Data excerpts
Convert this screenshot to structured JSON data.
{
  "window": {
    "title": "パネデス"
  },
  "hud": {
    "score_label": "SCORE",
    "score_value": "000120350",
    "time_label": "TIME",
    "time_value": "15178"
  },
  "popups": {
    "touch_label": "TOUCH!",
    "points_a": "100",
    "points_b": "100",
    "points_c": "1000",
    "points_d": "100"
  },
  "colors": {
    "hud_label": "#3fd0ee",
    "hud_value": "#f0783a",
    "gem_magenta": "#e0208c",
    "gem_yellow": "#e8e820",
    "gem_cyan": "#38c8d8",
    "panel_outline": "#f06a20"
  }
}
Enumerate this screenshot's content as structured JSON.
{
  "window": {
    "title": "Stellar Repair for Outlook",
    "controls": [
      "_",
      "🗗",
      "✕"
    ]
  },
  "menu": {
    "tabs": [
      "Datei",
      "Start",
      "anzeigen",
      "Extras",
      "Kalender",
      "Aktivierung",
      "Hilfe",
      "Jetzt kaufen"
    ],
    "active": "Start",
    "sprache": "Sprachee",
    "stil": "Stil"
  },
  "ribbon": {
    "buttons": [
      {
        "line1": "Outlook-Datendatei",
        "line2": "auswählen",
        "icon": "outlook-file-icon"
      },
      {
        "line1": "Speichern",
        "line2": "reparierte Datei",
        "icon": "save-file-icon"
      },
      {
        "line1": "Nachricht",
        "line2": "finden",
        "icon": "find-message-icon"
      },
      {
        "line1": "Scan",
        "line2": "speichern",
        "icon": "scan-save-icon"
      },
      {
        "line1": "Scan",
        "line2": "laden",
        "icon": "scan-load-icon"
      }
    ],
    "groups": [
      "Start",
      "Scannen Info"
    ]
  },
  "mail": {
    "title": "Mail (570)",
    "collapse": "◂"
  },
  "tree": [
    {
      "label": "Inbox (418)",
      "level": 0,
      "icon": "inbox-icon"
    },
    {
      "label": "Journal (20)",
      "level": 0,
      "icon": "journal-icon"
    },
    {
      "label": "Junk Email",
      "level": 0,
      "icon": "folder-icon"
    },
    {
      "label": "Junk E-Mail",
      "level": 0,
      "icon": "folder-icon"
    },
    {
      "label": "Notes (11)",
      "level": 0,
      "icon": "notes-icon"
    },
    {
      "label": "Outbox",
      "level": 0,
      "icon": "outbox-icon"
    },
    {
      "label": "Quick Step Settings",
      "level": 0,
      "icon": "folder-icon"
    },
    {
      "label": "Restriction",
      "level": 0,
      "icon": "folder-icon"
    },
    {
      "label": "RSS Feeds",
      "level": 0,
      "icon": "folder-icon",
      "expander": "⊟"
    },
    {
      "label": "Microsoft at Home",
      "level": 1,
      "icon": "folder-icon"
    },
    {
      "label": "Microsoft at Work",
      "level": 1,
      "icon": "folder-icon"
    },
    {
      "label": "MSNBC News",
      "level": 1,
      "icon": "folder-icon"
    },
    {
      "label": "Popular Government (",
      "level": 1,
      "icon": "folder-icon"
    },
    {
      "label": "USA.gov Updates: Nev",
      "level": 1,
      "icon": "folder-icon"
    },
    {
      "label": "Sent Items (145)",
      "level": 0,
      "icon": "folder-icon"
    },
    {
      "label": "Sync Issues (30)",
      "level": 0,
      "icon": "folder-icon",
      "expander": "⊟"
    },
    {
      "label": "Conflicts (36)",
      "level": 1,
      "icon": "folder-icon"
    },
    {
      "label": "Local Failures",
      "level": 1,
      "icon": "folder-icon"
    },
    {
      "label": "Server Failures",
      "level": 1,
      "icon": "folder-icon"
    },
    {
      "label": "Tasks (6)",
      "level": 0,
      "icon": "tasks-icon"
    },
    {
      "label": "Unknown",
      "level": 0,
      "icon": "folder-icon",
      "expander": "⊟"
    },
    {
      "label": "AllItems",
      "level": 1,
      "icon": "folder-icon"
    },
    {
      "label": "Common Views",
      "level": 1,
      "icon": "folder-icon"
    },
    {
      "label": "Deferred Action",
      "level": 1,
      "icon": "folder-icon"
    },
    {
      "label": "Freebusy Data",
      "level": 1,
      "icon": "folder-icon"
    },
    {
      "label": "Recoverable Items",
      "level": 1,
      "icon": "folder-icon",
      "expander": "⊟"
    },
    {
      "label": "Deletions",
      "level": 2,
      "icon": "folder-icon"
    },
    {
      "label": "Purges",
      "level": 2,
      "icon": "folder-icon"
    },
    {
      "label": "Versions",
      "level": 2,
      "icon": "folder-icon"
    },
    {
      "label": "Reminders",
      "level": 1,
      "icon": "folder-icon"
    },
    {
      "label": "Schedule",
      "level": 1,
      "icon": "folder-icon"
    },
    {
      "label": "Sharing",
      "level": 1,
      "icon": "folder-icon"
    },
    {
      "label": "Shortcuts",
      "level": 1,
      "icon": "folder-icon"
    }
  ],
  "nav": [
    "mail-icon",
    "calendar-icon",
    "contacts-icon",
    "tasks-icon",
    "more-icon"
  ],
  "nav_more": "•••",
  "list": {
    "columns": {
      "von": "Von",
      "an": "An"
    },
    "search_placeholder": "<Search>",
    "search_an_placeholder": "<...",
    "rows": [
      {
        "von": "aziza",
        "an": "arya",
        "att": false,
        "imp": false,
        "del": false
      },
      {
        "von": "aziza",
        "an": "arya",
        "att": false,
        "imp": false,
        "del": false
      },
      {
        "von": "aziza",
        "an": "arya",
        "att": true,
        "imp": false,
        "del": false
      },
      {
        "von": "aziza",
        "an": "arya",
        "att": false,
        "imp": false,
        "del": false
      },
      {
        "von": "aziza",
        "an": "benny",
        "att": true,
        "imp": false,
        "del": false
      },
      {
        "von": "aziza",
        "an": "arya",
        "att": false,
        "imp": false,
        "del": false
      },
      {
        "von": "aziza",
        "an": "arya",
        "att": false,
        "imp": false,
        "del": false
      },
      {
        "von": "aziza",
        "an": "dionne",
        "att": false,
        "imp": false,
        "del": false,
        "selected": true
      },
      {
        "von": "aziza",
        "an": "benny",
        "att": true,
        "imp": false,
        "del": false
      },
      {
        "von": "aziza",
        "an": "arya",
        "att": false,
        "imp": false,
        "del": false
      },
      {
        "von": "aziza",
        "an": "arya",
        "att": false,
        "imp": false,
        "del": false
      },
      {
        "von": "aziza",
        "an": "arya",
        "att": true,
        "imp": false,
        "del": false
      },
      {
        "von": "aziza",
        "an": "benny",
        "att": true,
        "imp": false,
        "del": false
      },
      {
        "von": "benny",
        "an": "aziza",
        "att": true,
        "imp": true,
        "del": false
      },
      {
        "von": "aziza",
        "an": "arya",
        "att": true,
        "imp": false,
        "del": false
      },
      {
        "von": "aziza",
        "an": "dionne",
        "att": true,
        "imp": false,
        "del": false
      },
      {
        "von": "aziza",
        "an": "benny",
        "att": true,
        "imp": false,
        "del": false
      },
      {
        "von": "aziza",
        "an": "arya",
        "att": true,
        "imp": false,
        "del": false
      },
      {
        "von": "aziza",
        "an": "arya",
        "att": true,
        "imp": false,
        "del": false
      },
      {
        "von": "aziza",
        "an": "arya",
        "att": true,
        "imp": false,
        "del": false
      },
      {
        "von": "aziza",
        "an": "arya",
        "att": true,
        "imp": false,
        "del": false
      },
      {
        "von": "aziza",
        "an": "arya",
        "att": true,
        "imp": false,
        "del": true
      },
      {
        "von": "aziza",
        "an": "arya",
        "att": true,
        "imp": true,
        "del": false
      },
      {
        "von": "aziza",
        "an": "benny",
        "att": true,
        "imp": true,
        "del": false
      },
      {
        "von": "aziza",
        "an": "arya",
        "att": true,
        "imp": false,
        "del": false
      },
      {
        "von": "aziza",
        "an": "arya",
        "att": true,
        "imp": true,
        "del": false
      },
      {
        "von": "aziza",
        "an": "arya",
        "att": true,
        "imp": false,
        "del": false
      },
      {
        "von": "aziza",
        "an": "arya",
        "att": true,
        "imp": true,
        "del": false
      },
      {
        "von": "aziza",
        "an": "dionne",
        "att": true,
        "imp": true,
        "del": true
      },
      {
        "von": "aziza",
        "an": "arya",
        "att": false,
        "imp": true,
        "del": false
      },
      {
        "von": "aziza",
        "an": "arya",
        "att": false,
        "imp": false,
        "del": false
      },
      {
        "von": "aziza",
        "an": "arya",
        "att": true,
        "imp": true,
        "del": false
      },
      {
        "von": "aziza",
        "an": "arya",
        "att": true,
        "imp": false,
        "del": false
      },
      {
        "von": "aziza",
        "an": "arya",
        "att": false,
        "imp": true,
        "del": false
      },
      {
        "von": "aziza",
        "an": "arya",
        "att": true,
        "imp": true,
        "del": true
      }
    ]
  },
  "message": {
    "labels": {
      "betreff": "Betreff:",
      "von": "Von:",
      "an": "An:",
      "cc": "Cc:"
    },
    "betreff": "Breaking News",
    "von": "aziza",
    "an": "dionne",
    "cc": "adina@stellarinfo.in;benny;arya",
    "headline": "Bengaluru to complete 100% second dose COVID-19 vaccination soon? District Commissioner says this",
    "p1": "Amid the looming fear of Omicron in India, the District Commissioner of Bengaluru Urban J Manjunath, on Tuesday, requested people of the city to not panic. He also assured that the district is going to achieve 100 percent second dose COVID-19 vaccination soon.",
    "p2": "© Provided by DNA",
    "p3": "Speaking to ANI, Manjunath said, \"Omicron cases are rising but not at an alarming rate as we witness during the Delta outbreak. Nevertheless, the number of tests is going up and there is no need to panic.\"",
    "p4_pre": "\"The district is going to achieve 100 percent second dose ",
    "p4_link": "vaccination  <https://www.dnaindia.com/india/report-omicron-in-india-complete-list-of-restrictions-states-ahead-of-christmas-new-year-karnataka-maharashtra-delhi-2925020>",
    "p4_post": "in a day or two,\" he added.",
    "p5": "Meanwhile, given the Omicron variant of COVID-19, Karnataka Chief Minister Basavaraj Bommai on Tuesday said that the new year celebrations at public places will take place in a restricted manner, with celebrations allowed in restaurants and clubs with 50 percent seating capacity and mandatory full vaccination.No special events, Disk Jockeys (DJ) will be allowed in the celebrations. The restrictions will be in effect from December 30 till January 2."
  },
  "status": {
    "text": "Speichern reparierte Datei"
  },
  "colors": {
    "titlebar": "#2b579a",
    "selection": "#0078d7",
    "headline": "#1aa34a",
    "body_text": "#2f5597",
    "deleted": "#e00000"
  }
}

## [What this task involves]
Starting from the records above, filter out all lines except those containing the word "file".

## [Solution to the exercise]
        "icon": "outlook-file-icon"
        "icon": "save-file-icon"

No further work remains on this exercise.